In testimony on Ware’s bill, a Dominion vice president said the company endorsed it, and a lobbyist for Appalachian said that firm had no position, but with a couple more tweaks might add its support. While APCO does have some major green energy project costs coming, which its big customers might want to avoid, it has nothing comparable to Dominion’s wind and solar ambitions.
In the giant political trading marketplace that Virginia energy policy has become, both Dominion and Appalachian have goals they want to accomplish this session. Dominion’s new rewrite of its regulatory process, discussed here last week, is now formally introduced as House Bill 1770. Appalachian has filed an even more dramatic revision to the rules, a breathtaking escape from SCC oversight. See House Bill 1777 and Senate Bill 1075.
Even Governor Glenn Youngkin (R), reported as taking no position on the Dominion regulatory scramble, has something he badly wants that may need utility support to pass. His ambitions with regard to small modular nuclear reactors are fleshed out in House Bill 2333. The bill is clearly drafted to favor Dominion as the entity that would develop such a multi-billion dollar project over the coming decade.

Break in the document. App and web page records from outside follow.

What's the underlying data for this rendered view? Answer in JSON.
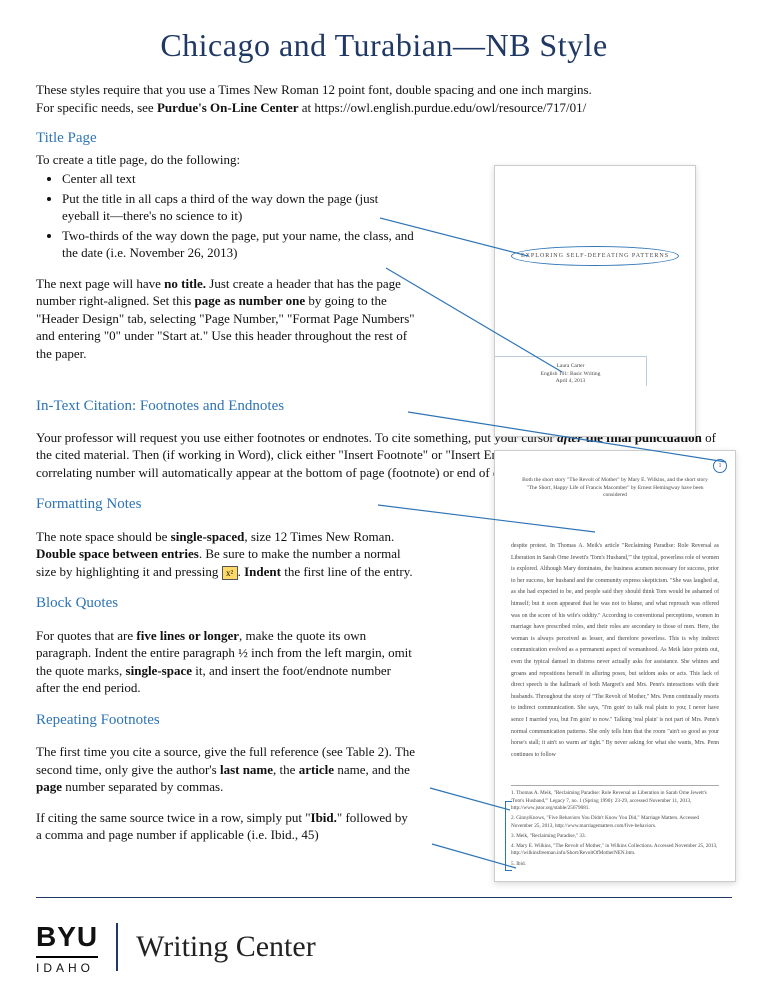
{
  "title": "Chicago and Turabian—NB Style",
  "intro_line1": "These styles require that you use a Times New Roman 12 point font, double spacing and one inch margins.",
  "intro_line2_prefix": "For specific needs, see ",
  "intro_line2_bold": "Purdue's On-Line Center",
  "intro_line2_suffix": " at https://owl.english.purdue.edu/owl/resource/717/01/",
  "sections": {
    "title_page": {
      "heading": "Title Page",
      "lead": "To create a title page, do the following:",
      "bullets": [
        "Center all text",
        "Put the title in all caps a third of the way down the page (just eyeball it—there's no science to it)",
        "Two-thirds of the way down the page, put your name, the class, and the date (i.e. November 26, 2013)"
      ],
      "para2": "The next page will have <b>no title.</b> Just create a header that has the page number right-aligned. Set this <b>page as number one</b> by going to the \"Header Design\" tab, selecting \"Page Number,\" \"Format Page Numbers\" and entering \"0\" under \"Start at.\" Use this header throughout the rest of the paper."
    },
    "intext": {
      "heading": "In-Text Citation: Footnotes and Endnotes",
      "para": "Your professor will request you use either footnotes or endnotes. To cite something, put your cursor <b><i>after</i> the final punctuation</b> of the cited material. Then (if working in Word), click either \"Insert Footnote\" or \"Insert Endnote\" under the \"References\" tab. A correlating number will automatically appear at the bottom of page (footnote) or end of document (endnote)."
    },
    "formatting": {
      "heading": "Formatting Notes",
      "para": "The note space should be <b>single-spaced</b>, size 12 Times New Roman. <b>Double space between entries</b>. Be sure to make the number a normal size by highlighting it and pressing <span class=\"key\" data-name=\"key-icon\" data-interactable=\"false\">x²</span>. <b>Indent</b> the first line of the entry."
    },
    "block": {
      "heading": "Block Quotes",
      "para": "For quotes that are <b>five lines or longer</b>, make the quote its own paragraph. Indent the entire paragraph ½ inch from the left margin, omit the quote marks, <b>single-space</b> it, and insert the foot/endnote number after the end period."
    },
    "repeat": {
      "heading": "Repeating Footnotes",
      "para1": "The first time you cite a source, give the full reference (see Table 2). The second time, only give the author's <b>last name</b>, the <b>article</b> name, and the <b>page</b> number separated by commas.",
      "para2": "If citing the same source twice in a row, simply put \"<b>Ibid.</b>\" followed by a comma and page number if applicable (i.e. Ibid., 45)"
    }
  },
  "sample1": {
    "title": "EXPLORING SELF-DEFEATING PATTERNS",
    "name": "Laura Carter",
    "class": "English 101: Basic Writing",
    "date": "April 4, 2013"
  },
  "sample2": {
    "pagenum": "1",
    "header1": "Both the short story \"The Revolt of Mother\" by Mary E. Wilkins, and the short story",
    "header2": "\"The Short, Happy Life of Francis Macomber\" by Ernest Hemingway have been considered",
    "body": "despite protest. In Thomas A. Meik's article \"Reclaiming Paradise: Role Reversal as Liberation in Sarah Orne Jewett's 'Tom's Husband,'\" the typical, powerless role of women is explored. Although Mary dominates, the business acumen necessary for success, prior to her success, her husband and the community express skepticism. \"She was laughed at, as she had expected to be, and people said they should think Tom would be ashamed of himself; but it soon appeared that he was not to blame, and what reproach was offered was on the score of his wife's oddity.\" According to conventional perceptions, women in marriage have prescribed roles, and their roles are secondary to those of men. Here, the woman is always perceived as lesser, and therefore powerless. This is why indirect communication evolved as a permanent aspect of womanhood. As Meik later points out, even the typical damsel in distress never actually asks for assistance. She whines and groans and repositions herself in alluring poses, but seldom asks or acts. This lack of direct speech is the hallmark of both Margret's and Mrs. Penn's interactions with their husbands. Throughout the story of \"The Revolt of Mother,\" Mrs. Penn continually resorts to indirect communication. She says, \"I'm goin' to talk real plain to you; I never have sence I married you, but I'm goin' to now.\" Talking 'real plain' is not part of Mrs. Penn's normal communication patterns. She only tells him that the room \"ain't so good as your horse's stall; it ain't so warm an' tight.\" By never asking for what she wants, Mrs. Penn continues to follow",
    "footnotes": [
      "1. Thomas A. Meik, \"Reclaiming Paradise: Role Reversal as Liberation in Sarah Orne Jewett's 'Tom's Husband,'\" Legacy 7, no. 1 (Spring 1990): 23-29, accessed November 11, 2013, http://www.jstor.org/stable/25679081.",
      "2. GinnyKnows, \"Five Behaviors You Didn't Know You Did,\" Marriage Matters. Accessed November 25, 2013, http://www.marriagematters.com/five-behaviors.",
      "3. Meik, \"Reclaiming Paradise,\" 33.",
      "4. Mary E. Wilkins, \"The Revolt of Mother,\" in Wilkins Collections. Accessed November 25, 2013, http://wilkinsfreeman.info/Short/RevoltOfMotherNEN.htm.",
      "5. Ibid."
    ]
  },
  "footer": {
    "byu": "BYU",
    "idaho": "IDAHO",
    "wc": "Writing Center"
  }
}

So we have something brewing that’s good for manufacturers, other bills likely to enrich Dominion and Appalachian stockholders, and a high profile project that a governor clearly desires. The absence from this game of average ratepayers or someone fighting for them, be they homeowners or small businesses, is obvious. The inviolable rule of legislative politics is, if you are not at the table, you are on the menu.